■ **Information**:
○ ○ ○ ○ ○ ○ ○
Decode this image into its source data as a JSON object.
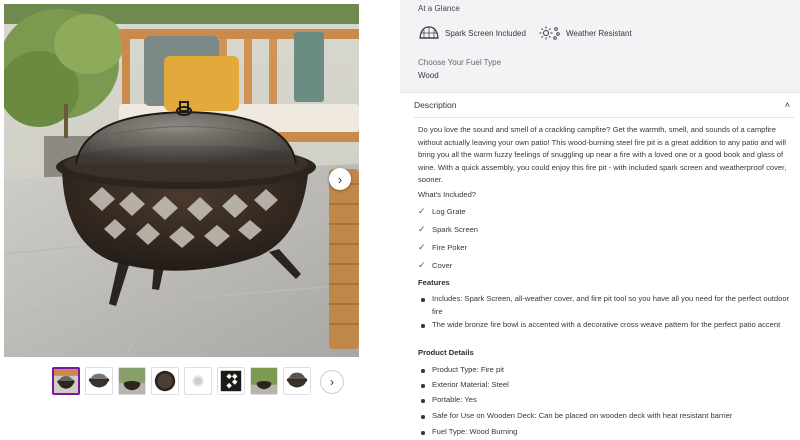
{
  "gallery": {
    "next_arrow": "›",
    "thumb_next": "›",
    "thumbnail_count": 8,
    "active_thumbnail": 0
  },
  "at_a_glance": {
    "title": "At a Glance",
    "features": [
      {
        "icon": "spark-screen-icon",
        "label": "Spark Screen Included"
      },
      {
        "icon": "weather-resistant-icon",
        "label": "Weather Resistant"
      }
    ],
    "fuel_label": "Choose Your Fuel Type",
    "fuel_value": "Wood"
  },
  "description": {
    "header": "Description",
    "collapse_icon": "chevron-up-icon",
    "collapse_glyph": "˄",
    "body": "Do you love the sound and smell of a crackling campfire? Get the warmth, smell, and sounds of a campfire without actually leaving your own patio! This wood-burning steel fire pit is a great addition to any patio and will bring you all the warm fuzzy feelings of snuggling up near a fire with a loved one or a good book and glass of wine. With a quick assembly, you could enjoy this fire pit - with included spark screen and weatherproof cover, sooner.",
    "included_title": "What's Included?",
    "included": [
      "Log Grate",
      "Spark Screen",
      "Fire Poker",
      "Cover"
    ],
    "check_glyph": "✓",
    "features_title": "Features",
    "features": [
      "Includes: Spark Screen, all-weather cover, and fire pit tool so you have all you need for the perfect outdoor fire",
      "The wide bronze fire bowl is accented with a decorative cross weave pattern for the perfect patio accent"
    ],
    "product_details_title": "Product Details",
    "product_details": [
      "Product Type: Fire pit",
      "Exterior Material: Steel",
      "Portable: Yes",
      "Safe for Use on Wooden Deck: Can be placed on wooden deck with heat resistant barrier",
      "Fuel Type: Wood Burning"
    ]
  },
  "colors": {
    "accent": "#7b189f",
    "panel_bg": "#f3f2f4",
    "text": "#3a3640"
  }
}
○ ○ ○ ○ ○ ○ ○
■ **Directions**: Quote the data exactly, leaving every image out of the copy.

■ **Output for this exercise**:
Decode this image into its source data as a JSON object.
{
  "gallery": {
    "next_arrow": "›",
    "thumb_next": "›",
    "thumbnail_count": 8,
    "active_thumbnail": 0
  },
  "at_a_glance": {
    "title": "At a Glance",
    "features": [
      {
        "icon": "spark-screen-icon",
        "label": "Spark Screen Included"
      },
      {
        "icon": "weather-resistant-icon",
        "label": "Weather Resistant"
      }
    ],
    "fuel_label": "Choose Your Fuel Type",
    "fuel_value": "Wood"
  },
  "description": {
    "header": "Description",
    "collapse_icon": "chevron-up-icon",
    "collapse_glyph": "˄",
    "body": "Do you love the sound and smell of a crackling campfire? Get the warmth, smell, and sounds of a campfire without actually leaving your own patio! This wood-burning steel fire pit is a great addition to any patio and will bring you all the warm fuzzy feelings of snuggling up near a fire with a loved one or a good book and glass of wine. With a quick assembly, you could enjoy this fire pit - with included spark screen and weatherproof cover, sooner.",
    "included_title": "What's Included?",
    "included": [
      "Log Grate",
      "Spark Screen",
      "Fire Poker",
      "Cover"
    ],
    "check_glyph": "✓",
    "features_title": "Features",
    "features": [
      "Includes: Spark Screen, all-weather cover, and fire pit tool so you have all you need for the perfect outdoor fire",
      "The wide bronze fire bowl is accented with a decorative cross weave pattern for the perfect patio accent"
    ],
    "product_details_title": "Product Details",
    "product_details": [
      "Product Type: Fire pit",
      "Exterior Material: Steel",
      "Portable: Yes",
      "Safe for Use on Wooden Deck: Can be placed on wooden deck with heat resistant barrier",
      "Fuel Type: Wood Burning"
    ]
  },
  "colors": {
    "accent": "#7b189f",
    "panel_bg": "#f3f2f4",
    "text": "#3a3640"
  }
}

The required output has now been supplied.